Maritime Calvinistic Baptist piety emerged from a fusion of revivalism and conversion, and introduced dramatic baptisms by immersion. Rapid Baptist growth was one force leading Anglicans, Methodists, and Presbyterians to initiate a spiritual polemical exchange over baptism. By examining the lives and work of six Baptist preachers and theologians, Into Deep Waters illuminates the ways in which the second generation of Baptist preachers not only defended their tradition in lively debates but argued for a broadly based understanding of their spirituality and ministry, rooted in the practice of the Fathers. In an age when denominational identities in North America are often portrayed as ineffectual, Into Deep Waters is a timely reminder that religious traditions can adapt, change, and inspire renewal.
Daniel C. Goodwin is a professor of history at Atlantic Baptist University.

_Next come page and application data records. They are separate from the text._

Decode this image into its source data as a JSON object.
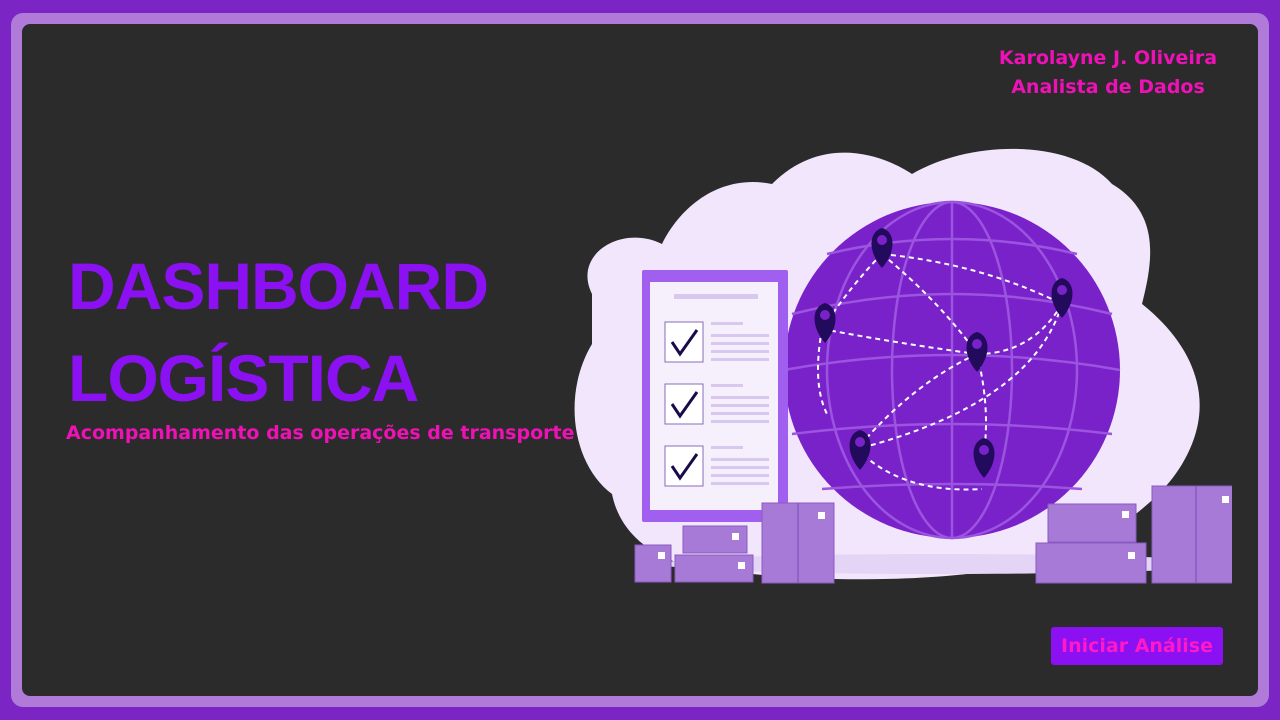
{
  "author": {
    "name": "Karolayne J. Oliveira",
    "role": "Analista de Dados"
  },
  "hero": {
    "title_line1": "DASHBOARD",
    "title_line2": "LOGÍSTICA",
    "subtitle": "Acompanhamento das operações de transporte"
  },
  "actions": {
    "start_label": "Iniciar Análise"
  },
  "colors": {
    "frame": "#7b25c4",
    "panel": "#2b2b2b",
    "title": "#8b10f2",
    "accent": "#ee11b6",
    "globe": "#7a22c9",
    "blob": "#f1e6fb",
    "boxes": "#a67ad6"
  },
  "illustration": {
    "icons": [
      "globe-icon",
      "checklist-icon",
      "map-pin-icon",
      "package-box-icon"
    ]
  }
}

Acknowledgments; Introduction 1 Baptismal Practice, Popular Spirituality, and the Formation of Religious Identity among Maritime Regular Baptists; 2 Harris Harding: A Keeper of Radical Evangelical Piety; 3 Joseph Crandall: The Baptist Patriarch of New Brunswick; 4 Edward Manning and the Search for a Balanced Evangelicalism; 5 "To Wage War against the Baptists": The Maritime Baptismal Controversy, 1811-1848; 6 Charles Tupper: The Making of a Formal Evangelical; 7 Ingraham E. Bill: A Son of the Fathers; 8 Samuel Elder: A Formal and Genteel Evangelical Ministry; 9 The Faith of the Fathers Notes; Bibliography; Index